Zoom talk as Cathedral marks 60th anniversary of Sutherland’s Noli Me Tangere

2021 marks the 60th anniversary of Graham Sutherland’s painting Noli Me Tangere which is displayed on the altar of the Mary Magdalene Chapel in the south-eastern corner of Chichester Cathedral.

Wednesday, 21st April 2021, 4:41 pm
Updated Wednesday, 21st April 2021, 4:44 pm
Noli Me Tangere, Graham Sutherland
Noli Me Tangere, Graham Sutherland

The painting depicts the moment when Mary Magdalene discovers the tomb of Christ lying empty and on encountering Christ resurrected, mistakes him for a gardener. Not just a significant piece of modern art, the painting is important symbolically as it portrays the first realisation by a mortal that Christ had indeed risen from the dead.

Noli Me Tangere (Touch me not) was commissioned by Walter Hussey when he was Dean of Chichester Cathedral. Dean Hussey is known for commissioning contemporary artists to create work for the Church: during his time as Dean from 1955 to 1977, he also commissioned a tapestry by John Piper, a set of copes by Ceri Richards, a stained-glass window by Marc Chagall, as well as furnishings by Geoffrey Clarke.

Graham Sutherland (1903-1980) completed the painting in 1961. It illustrates the moment described in St John’s gospel, chapter 20, verses 14 to 17. On the first day of the week after Jesus’ crucifixion, Mary Magdalene was standing outside his empty tomb weeping when she saw Jesus standing there. Mistaking Jesus for the gardener, she asked him where they had put the body, and it was only when Jesus spoke that she realised who he was. Jesus’ reply was “don’t cling to me, because I have not yet gone up to the Father”. In Latin, the first part of this reply became “Noli me tangere”, and this is the moment Sutherland has illustrated.

Sutherland's painting is full of symbolism: for example, it is asymmetrical, allowing the perpendicular meeting of the diagonal handrail and second level of the staircase to form a transverse cross. Jesus’ figure stands upon this construction, his body creating a strong diagonal line pointing upwards, but his gaze and gentle, yet firm, gesture downward emphasising the tension between the two figures.

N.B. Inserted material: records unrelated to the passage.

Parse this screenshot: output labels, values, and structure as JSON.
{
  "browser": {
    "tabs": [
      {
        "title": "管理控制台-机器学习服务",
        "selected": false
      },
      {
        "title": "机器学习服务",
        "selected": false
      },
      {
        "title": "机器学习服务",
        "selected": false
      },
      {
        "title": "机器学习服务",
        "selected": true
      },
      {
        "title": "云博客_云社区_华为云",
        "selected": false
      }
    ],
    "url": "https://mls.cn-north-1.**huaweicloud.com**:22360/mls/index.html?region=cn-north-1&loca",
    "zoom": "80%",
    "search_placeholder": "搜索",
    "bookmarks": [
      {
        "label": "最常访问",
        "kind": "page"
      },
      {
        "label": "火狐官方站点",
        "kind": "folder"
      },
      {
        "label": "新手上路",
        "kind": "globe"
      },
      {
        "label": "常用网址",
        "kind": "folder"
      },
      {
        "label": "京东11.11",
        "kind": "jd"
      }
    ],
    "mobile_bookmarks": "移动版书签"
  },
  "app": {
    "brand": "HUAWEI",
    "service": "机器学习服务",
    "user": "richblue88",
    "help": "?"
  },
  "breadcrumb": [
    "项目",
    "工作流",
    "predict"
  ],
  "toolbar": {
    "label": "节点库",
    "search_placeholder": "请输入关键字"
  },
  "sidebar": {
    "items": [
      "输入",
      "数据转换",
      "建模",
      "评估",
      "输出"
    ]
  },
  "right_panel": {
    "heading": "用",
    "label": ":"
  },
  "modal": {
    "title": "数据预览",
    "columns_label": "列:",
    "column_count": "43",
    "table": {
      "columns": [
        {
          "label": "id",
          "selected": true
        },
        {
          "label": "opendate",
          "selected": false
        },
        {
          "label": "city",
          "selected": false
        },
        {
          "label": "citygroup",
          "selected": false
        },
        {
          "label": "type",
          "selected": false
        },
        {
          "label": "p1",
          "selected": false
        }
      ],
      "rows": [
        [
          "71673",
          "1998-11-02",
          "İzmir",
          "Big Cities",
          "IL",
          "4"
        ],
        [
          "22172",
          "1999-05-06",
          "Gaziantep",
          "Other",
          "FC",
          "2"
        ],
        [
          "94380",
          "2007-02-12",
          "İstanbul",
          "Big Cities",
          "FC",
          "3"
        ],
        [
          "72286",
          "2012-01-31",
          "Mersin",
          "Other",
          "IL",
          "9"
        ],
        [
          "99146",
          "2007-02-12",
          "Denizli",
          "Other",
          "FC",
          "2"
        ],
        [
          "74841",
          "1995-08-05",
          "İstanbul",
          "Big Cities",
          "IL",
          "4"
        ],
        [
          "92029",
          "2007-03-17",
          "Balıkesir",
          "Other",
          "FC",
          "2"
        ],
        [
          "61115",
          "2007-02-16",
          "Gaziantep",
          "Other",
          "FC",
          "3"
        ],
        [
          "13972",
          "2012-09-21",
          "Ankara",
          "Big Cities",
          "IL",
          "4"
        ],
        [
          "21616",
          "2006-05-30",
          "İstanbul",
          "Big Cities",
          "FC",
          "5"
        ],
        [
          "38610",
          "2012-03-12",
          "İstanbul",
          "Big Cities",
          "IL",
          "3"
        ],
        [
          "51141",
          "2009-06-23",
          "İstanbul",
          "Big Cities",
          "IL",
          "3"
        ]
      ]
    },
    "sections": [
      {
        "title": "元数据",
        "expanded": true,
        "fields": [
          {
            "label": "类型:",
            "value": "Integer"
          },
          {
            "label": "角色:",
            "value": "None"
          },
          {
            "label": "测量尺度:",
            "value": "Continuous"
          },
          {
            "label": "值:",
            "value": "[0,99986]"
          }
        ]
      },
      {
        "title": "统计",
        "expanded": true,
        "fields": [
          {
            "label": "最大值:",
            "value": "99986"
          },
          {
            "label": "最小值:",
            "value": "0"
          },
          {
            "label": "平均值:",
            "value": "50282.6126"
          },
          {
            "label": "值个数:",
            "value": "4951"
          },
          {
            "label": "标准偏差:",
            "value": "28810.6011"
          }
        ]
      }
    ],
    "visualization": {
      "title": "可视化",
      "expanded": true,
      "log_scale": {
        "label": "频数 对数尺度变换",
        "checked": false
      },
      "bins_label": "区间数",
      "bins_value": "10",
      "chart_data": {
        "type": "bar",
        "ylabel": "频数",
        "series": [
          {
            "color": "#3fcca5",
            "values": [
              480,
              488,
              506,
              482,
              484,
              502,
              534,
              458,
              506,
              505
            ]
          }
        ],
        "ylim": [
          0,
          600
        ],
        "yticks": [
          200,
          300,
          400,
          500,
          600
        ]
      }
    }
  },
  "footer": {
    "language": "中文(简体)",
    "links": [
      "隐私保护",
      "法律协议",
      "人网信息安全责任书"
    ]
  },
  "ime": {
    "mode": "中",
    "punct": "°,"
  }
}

Sutherland actually created two versions of this painting, the other is in Chichester’s Pallant House Gallery. To mark the 60th anniversary of this extraordinary work, The Chancellor of Chichester Cathedral, The Reverend Canon Daniel Inman and Director of Pallant House Gallery Simon Martin will be exploring the painting’s significance and symbolism in an online talk, delivered via Zoom, on 22nd April 2021.

The Chancellor of Chichester Cathedral, The Reverend Canon Daniel Inman said: “Graham Sutherland’s Noli Me Tangere is one of the most evocative pieces of modern religious painting in twentieth-century Britain, which has been a focus of devotion and inspiration for many who have come to Chichester Cathedral over the past sixty years. I am hugely looking forward to hearing Simon’s reflections and being part of a wider conversation about how Sutherland invites us to interpret one of the most intimate of scenes in the whole Bible.”

Director of Pallant House Gallery, Simon Martin said “Walter Hussey was a visionary patron of the arts for the Church of England and the donor of Pallant House Gallery's founding collection. It therefore gives me great pleasure to be taking part in this event to mark the 60th anniversary of the commissioning and creation of this remarkable painting by Graham Sutherland who is one of the key figures in Modern British art.”

Further details on the artwork, and the upcoming talk, can be found online: www.chichestercathedral.org.uk / www.pallant.org.uk.